- U.S. Department of Justice and city of Albuquerque agree on police reforms
- The city agrees to allow independent monitor and court to oversee reforms
- Agreement follows Justice report on deadly practices and brutality by Albuquerque Police
The Department of Justice announced on Thursday it has reached an agreement with the city of Albuquerque, New Mexico, to address a "pattern or practice of excessive force" by the problem-plagued Albuquerque Police Department.
The DOJ said the city has agreed to allow an independent monitor and the courts to oversee reforms at the police department, along with community input and involvement.

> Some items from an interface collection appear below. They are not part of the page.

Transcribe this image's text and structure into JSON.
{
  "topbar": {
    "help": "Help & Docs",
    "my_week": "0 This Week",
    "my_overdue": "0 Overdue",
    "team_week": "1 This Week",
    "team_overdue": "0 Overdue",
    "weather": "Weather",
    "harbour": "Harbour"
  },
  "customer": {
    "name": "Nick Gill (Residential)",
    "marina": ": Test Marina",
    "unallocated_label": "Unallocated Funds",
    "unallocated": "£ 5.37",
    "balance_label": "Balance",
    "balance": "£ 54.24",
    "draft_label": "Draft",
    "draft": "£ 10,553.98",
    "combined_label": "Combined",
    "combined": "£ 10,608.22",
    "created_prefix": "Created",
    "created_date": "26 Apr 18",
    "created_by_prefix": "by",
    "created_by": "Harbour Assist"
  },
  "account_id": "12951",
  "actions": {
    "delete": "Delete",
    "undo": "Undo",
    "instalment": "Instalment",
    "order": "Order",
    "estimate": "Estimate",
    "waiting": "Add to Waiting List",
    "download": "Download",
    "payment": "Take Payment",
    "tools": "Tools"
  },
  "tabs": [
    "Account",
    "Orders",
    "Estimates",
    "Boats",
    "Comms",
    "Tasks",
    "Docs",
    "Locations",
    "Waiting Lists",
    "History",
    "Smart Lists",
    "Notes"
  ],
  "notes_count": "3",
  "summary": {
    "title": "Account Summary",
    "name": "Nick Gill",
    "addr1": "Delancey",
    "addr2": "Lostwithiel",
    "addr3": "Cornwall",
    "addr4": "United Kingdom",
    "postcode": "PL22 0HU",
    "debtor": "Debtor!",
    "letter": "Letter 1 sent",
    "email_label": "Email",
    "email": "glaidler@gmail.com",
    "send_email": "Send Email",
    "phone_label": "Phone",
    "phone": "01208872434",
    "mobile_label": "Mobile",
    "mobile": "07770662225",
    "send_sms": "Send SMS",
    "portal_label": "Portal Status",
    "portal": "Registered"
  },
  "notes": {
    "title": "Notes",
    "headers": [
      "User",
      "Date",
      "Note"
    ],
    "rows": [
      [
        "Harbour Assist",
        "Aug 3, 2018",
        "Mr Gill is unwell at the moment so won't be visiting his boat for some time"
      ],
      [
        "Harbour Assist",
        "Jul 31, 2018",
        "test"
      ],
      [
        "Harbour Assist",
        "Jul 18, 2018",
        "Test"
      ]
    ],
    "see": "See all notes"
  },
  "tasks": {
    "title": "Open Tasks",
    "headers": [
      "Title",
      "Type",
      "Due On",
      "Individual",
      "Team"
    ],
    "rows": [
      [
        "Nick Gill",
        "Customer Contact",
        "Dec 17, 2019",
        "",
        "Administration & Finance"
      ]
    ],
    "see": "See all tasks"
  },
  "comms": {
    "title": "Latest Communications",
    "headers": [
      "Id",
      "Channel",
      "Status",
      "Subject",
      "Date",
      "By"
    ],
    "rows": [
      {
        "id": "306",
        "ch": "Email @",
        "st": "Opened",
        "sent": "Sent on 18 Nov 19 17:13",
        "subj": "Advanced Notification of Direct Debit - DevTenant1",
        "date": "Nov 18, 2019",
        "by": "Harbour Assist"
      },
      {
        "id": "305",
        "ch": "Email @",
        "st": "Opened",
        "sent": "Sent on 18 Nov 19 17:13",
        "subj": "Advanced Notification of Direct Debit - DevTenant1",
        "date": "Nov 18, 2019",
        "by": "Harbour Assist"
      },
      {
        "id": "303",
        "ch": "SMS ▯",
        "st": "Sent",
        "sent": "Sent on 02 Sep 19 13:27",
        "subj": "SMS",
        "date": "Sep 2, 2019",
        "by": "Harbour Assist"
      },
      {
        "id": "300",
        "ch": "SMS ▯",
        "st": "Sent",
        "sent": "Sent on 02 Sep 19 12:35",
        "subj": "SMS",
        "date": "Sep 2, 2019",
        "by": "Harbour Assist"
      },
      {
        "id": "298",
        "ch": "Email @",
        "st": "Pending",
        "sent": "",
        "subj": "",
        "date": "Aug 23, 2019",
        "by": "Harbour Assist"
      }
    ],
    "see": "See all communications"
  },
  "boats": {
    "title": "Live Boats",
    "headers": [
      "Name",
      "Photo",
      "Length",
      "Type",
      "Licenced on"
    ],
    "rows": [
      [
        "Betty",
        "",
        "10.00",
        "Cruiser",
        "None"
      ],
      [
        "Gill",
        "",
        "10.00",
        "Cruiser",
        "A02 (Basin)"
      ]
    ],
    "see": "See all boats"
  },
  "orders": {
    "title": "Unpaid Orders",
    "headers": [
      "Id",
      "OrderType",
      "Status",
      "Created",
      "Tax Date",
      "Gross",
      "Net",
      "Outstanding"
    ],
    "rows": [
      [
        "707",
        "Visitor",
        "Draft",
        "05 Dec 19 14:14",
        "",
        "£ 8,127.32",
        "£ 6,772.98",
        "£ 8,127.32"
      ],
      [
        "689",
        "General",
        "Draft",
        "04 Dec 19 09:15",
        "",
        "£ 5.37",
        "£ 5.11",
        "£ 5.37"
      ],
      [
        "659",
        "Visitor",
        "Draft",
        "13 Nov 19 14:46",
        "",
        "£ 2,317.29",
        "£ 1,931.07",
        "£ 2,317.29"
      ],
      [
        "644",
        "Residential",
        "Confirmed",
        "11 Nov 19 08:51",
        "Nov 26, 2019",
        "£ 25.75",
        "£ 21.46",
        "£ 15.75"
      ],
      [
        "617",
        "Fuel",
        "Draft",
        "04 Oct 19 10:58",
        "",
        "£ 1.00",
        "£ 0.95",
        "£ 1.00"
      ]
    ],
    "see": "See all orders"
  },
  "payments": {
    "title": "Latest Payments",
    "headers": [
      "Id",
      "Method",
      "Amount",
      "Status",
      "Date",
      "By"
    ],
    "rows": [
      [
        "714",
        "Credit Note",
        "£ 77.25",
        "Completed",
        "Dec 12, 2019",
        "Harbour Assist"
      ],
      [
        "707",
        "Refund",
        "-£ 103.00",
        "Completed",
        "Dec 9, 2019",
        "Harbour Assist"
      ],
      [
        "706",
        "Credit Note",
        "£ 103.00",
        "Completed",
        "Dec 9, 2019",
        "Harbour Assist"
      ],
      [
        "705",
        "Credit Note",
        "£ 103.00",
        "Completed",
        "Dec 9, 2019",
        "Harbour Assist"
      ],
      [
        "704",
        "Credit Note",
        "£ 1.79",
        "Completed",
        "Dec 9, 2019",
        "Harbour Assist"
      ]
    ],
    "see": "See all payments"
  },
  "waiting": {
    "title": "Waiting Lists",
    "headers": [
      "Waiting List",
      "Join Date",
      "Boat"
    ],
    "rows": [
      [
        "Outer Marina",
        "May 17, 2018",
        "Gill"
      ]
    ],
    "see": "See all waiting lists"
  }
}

According to a joint statement, the department and the city plan to implement reform in eight areas of concern: "use of force policies, interactions with individuals with mental illness and other disabilities, tactical units, training, internal investigations and civilian complaints, management and supervision, recruitment and selection of officers, and community engagement and oversight."
"This agreement marks an important step forward in addressing the unreasonable use of deadly force uncovered in our investigation into the Albuquerque Police Department," Attorney General Eric Holder said Thursday.

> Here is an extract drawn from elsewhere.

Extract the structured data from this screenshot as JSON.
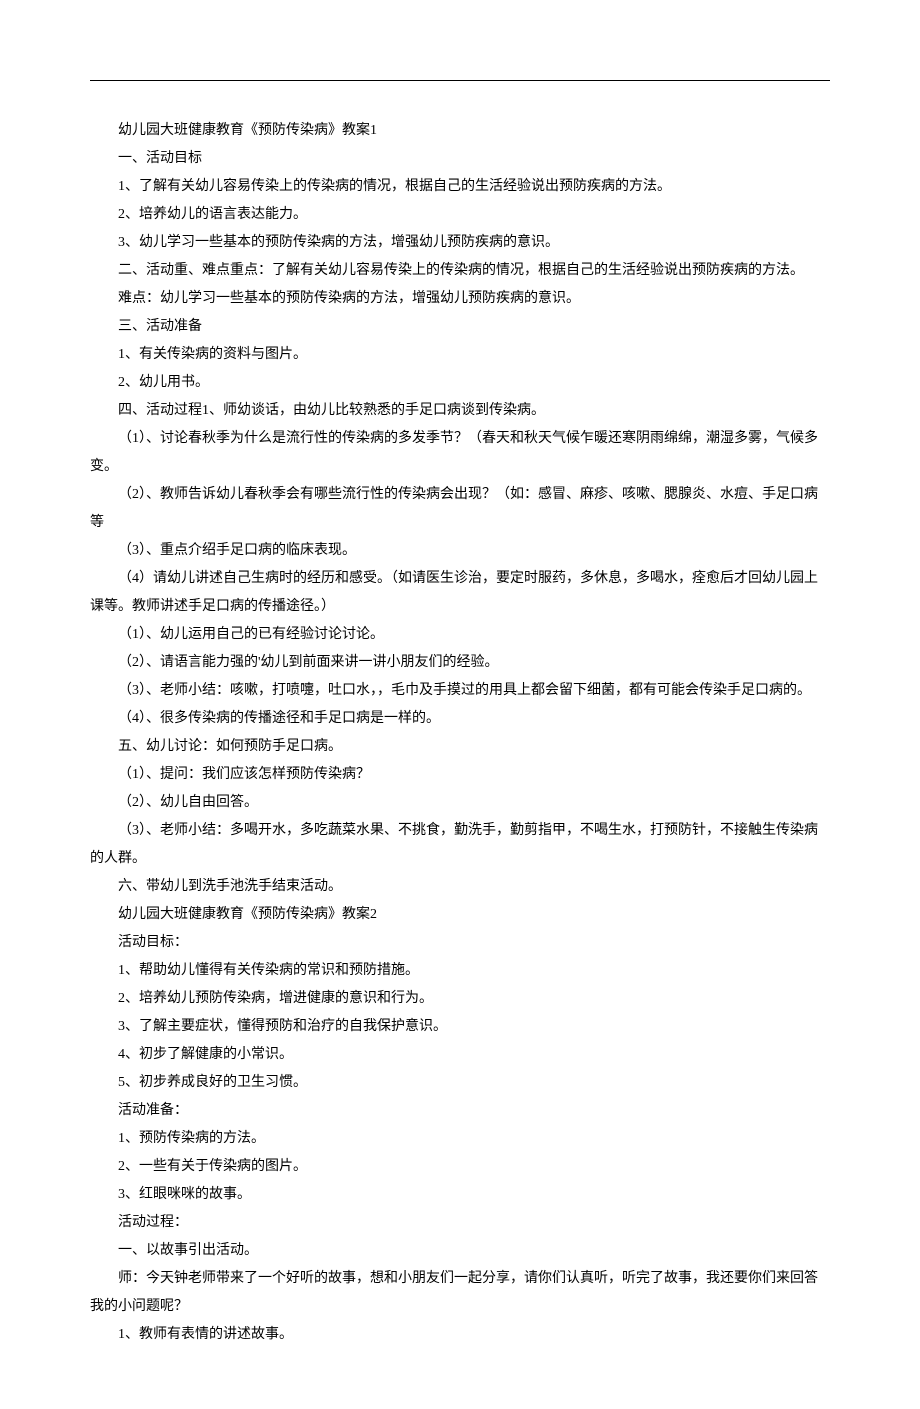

The Justice Department concluded in a report released in April that Albuquerque Police had a history of brutality and unnecessary deadly force. "The pattern and practice is the result of serious systemic deficiencies in policy, training, supervision and accountability. The police department's failure to ensure that officers respect the Constitution undermines public trust," the DOJ said in the report.

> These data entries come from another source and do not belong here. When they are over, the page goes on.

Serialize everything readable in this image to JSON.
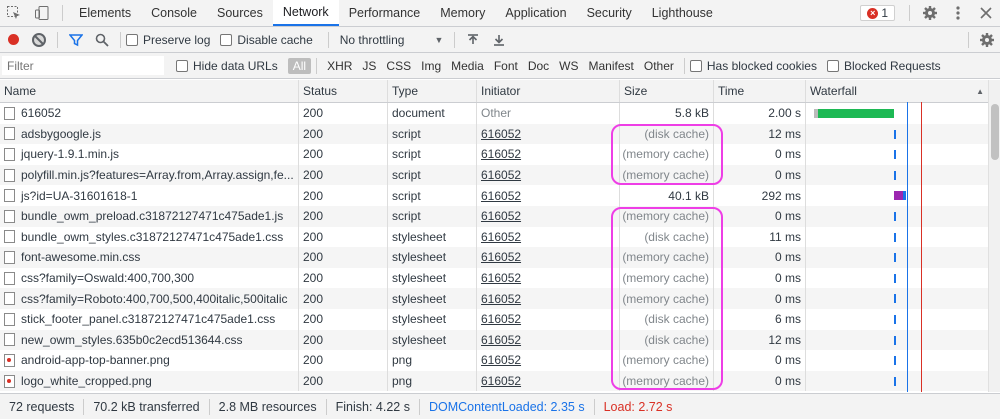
{
  "tabs": [
    "Elements",
    "Console",
    "Sources",
    "Network",
    "Performance",
    "Memory",
    "Application",
    "Security",
    "Lighthouse"
  ],
  "active_tab": "Network",
  "error_count": "1",
  "toolbar": {
    "preserve_log": "Preserve log",
    "disable_cache": "Disable cache",
    "throttling": "No throttling"
  },
  "filter": {
    "placeholder": "Filter",
    "hide_data_urls": "Hide data URLs",
    "types": [
      "All",
      "XHR",
      "JS",
      "CSS",
      "Img",
      "Media",
      "Font",
      "Doc",
      "WS",
      "Manifest",
      "Other"
    ],
    "has_blocked_cookies": "Has blocked cookies",
    "blocked_requests": "Blocked Requests"
  },
  "columns": {
    "name": "Name",
    "status": "Status",
    "type": "Type",
    "initiator": "Initiator",
    "size": "Size",
    "time": "Time",
    "waterfall": "Waterfall"
  },
  "requests": [
    {
      "name": "616052",
      "status": "200",
      "type": "document",
      "initiator": "Other",
      "size": "5.8 kB",
      "time": "2.00 s",
      "icon": "file-icon",
      "cached": false
    },
    {
      "name": "adsbygoogle.js",
      "status": "200",
      "type": "script",
      "initiator": "616052",
      "size": "(disk cache)",
      "time": "12 ms",
      "icon": "file-icon",
      "cached": true
    },
    {
      "name": "jquery-1.9.1.min.js",
      "status": "200",
      "type": "script",
      "initiator": "616052",
      "size": "(memory cache)",
      "time": "0 ms",
      "icon": "file-icon",
      "cached": true
    },
    {
      "name": "polyfill.min.js?features=Array.from,Array.assign,fe...",
      "status": "200",
      "type": "script",
      "initiator": "616052",
      "size": "(memory cache)",
      "time": "0 ms",
      "icon": "file-icon",
      "cached": true
    },
    {
      "name": "js?id=UA-31601618-1",
      "status": "200",
      "type": "script",
      "initiator": "616052",
      "size": "40.1 kB",
      "time": "292 ms",
      "icon": "file-icon",
      "cached": false
    },
    {
      "name": "bundle_owm_preload.c31872127471c475ade1.js",
      "status": "200",
      "type": "script",
      "initiator": "616052",
      "size": "(memory cache)",
      "time": "0 ms",
      "icon": "file-icon",
      "cached": true
    },
    {
      "name": "bundle_owm_styles.c31872127471c475ade1.css",
      "status": "200",
      "type": "stylesheet",
      "initiator": "616052",
      "size": "(disk cache)",
      "time": "11 ms",
      "icon": "file-icon",
      "cached": true
    },
    {
      "name": "font-awesome.min.css",
      "status": "200",
      "type": "stylesheet",
      "initiator": "616052",
      "size": "(memory cache)",
      "time": "0 ms",
      "icon": "file-icon",
      "cached": true
    },
    {
      "name": "css?family=Oswald:400,700,300",
      "status": "200",
      "type": "stylesheet",
      "initiator": "616052",
      "size": "(memory cache)",
      "time": "0 ms",
      "icon": "file-icon",
      "cached": true
    },
    {
      "name": "css?family=Roboto:400,700,500,400italic,500italic",
      "status": "200",
      "type": "stylesheet",
      "initiator": "616052",
      "size": "(memory cache)",
      "time": "0 ms",
      "icon": "file-icon",
      "cached": true
    },
    {
      "name": "stick_footer_panel.c31872127471c475ade1.css",
      "status": "200",
      "type": "stylesheet",
      "initiator": "616052",
      "size": "(disk cache)",
      "time": "6 ms",
      "icon": "file-icon",
      "cached": true
    },
    {
      "name": "new_owm_styles.635b0c2ecd513644.css",
      "status": "200",
      "type": "stylesheet",
      "initiator": "616052",
      "size": "(disk cache)",
      "time": "12 ms",
      "icon": "file-icon",
      "cached": true
    },
    {
      "name": "android-app-top-banner.png",
      "status": "200",
      "type": "png",
      "initiator": "616052",
      "size": "(memory cache)",
      "time": "0 ms",
      "icon": "image-file-icon",
      "cached": true
    },
    {
      "name": "logo_white_cropped.png",
      "status": "200",
      "type": "png",
      "initiator": "616052",
      "size": "(memory cache)",
      "time": "0 ms",
      "icon": "image-file-icon",
      "cached": true
    }
  ],
  "summary": {
    "requests": "72 requests",
    "transferred": "70.2 kB transferred",
    "resources": "2.8 MB resources",
    "finish": "Finish: 4.22 s",
    "dom_content_loaded": "DOMContentLoaded: 2.35 s",
    "load": "Load: 2.72 s"
  },
  "colors": {
    "accent": "#1a73e8",
    "record": "#d93025",
    "highlight": "#ee3ee6",
    "waterfall_green": "#1db954",
    "waterfall_purple": "#9c27b0"
  }
}
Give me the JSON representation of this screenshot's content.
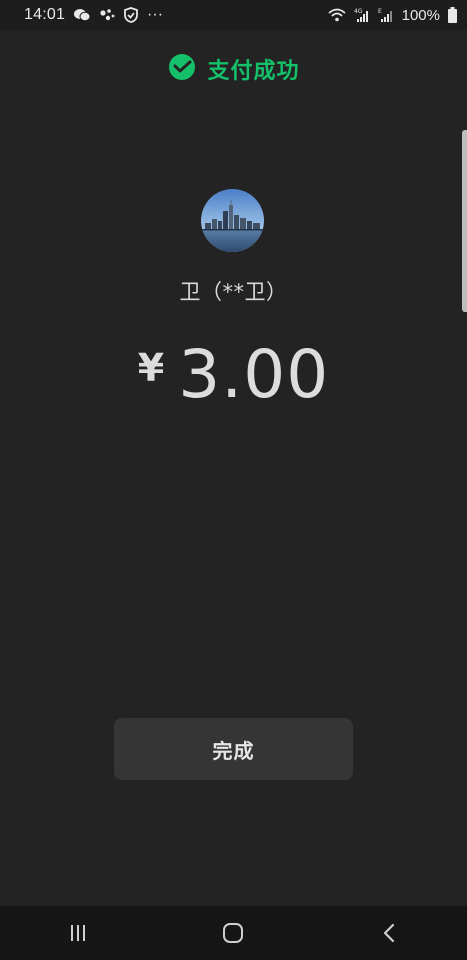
{
  "status_bar": {
    "time": "14:01",
    "more": "···",
    "battery": "100%"
  },
  "header": {
    "title": "支付成功",
    "accent_color": "#14c16a"
  },
  "payee": {
    "name": "卫（**卫）"
  },
  "payment": {
    "currency_symbol": "¥",
    "amount": "3.00"
  },
  "actions": {
    "done_label": "完成"
  },
  "nav_bar": {
    "items": [
      "recents",
      "home",
      "back"
    ]
  }
}
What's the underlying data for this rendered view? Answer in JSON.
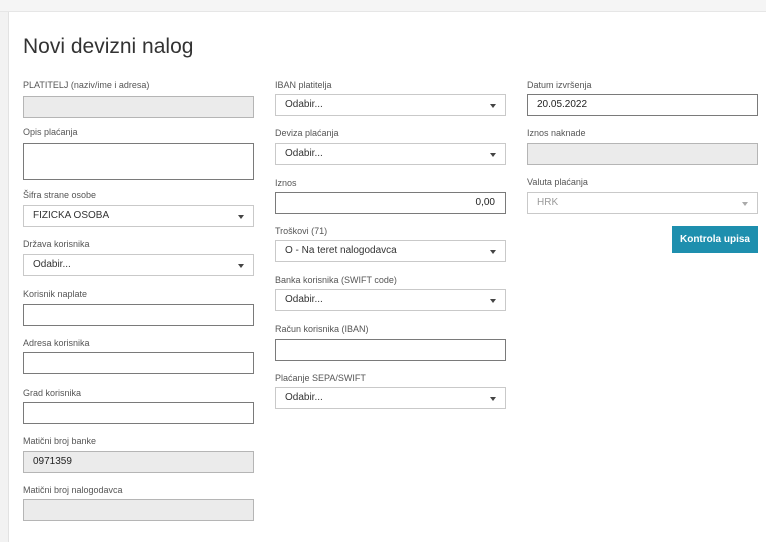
{
  "page": {
    "title": "Novi devizni nalog"
  },
  "col1": {
    "platitelj_label": "PLATITELJ (naziv/ime i adresa)",
    "platitelj_value": "",
    "opis_label": "Opis plaćanja",
    "opis_value": "",
    "sifra_label": "Šifra strane osobe",
    "sifra_value": "FIZICKA OSOBA",
    "drzava_label": "Država korisnika",
    "drzava_value": "Odabir...",
    "korisnik_label": "Korisnik naplate",
    "korisnik_value": "",
    "adresa_label": "Adresa korisnika",
    "adresa_value": "",
    "grad_label": "Grad korisnika",
    "grad_value": "",
    "mb_banke_label": "Matični broj banke",
    "mb_banke_value": "0971359",
    "mb_nalogodavca_label": "Matični broj nalogodavca",
    "mb_nalogodavca_value": ""
  },
  "col2": {
    "iban_label": "IBAN platitelja",
    "iban_value": "Odabir...",
    "deviza_label": "Deviza plaćanja",
    "deviza_value": "Odabir...",
    "iznos_label": "Iznos",
    "iznos_value": "0,00",
    "troskovi_label": "Troškovi (71)",
    "troskovi_value": "O - Na teret nalogodavca",
    "banka_label": "Banka korisnika (SWIFT code)",
    "banka_value": "Odabir...",
    "racun_label": "Račun korisnika (IBAN)",
    "racun_value": "",
    "placanje_label": "Plaćanje SEPA/SWIFT",
    "placanje_value": "Odabir..."
  },
  "col3": {
    "datum_label": "Datum izvršenja",
    "datum_value": "20.05.2022",
    "naknada_label": "Iznos naknade",
    "naknada_value": "",
    "valuta_label": "Valuta plaćanja",
    "valuta_value": "HRK",
    "button_label": "Kontrola upisa"
  },
  "colors": {
    "accent": "#1e8fae",
    "readonly_bg": "#ebebeb"
  }
}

"I am confident that the Albuquerque Police Department will be able to correct troubling practices, restore public trust, and better protect its citizens against all threats and dangers -- while providing the model of professionalism and fairness that all Americans deserve," Holder said.
The reforms will include input from the community and the police department. "We have asked for and received valuable ideas and insights from officers, members of the community, representatives of many organizations, and others who have a stake in the future of our community," said Damon Martinez, U.S. attorney for the District of New Mexico.
Police brutality in Albuquerque, New Mexico's most populous city reached a boiling point in March when protesters clashed with police for more than 12 hours over the fatal shooting of James Boyd, 38, a homeless man.